Task details:
Below are some entries. Work out how many of their lines hold the word "label", and write that number alone.

**** Data supplied

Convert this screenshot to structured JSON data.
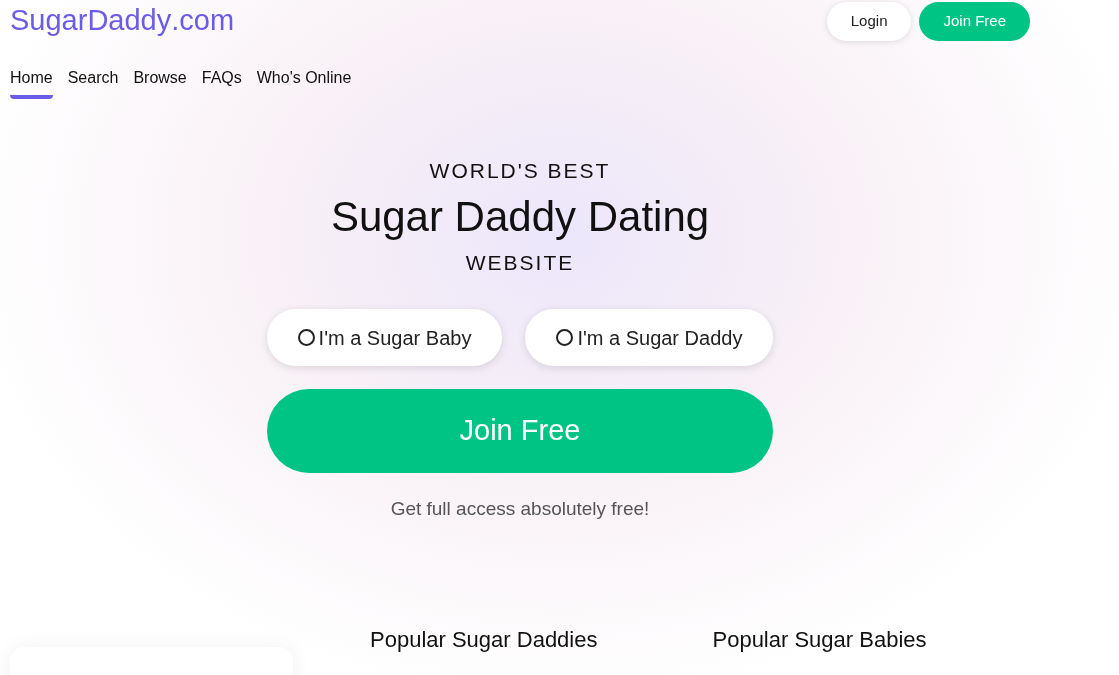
{
  "logo": {
    "name": "SugarDaddy",
    "domain": ".com"
  },
  "header_buttons": [
    {
      "label": "Login",
      "kind": "outline"
    },
    {
      "label": "Join Free",
      "kind": "primary"
    }
  ],
  "nav": [
    {
      "label": "Home",
      "selected": true
    },
    {
      "label": "Search",
      "selected": false
    },
    {
      "label": "Browse",
      "selected": false
    },
    {
      "label": "FAQs",
      "selected": false
    },
    {
      "label": "Who's Online",
      "selected": false
    }
  ],
  "hero": {
    "kicker": "WORLD'S BEST",
    "title": "Sugar Daddy Dating",
    "subtitle": "WEBSITE",
    "options": [
      {
        "label": "I'm a Sugar Baby",
        "selected": false
      },
      {
        "label": "I'm a Sugar Daddy",
        "selected": false
      }
    ],
    "cta": "Join Free",
    "note": "Get full access absolutely free!"
  },
  "sections": [
    "Popular Sugar Daddies",
    "Popular Sugar Babies"
  ]
}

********

Worked solution:
9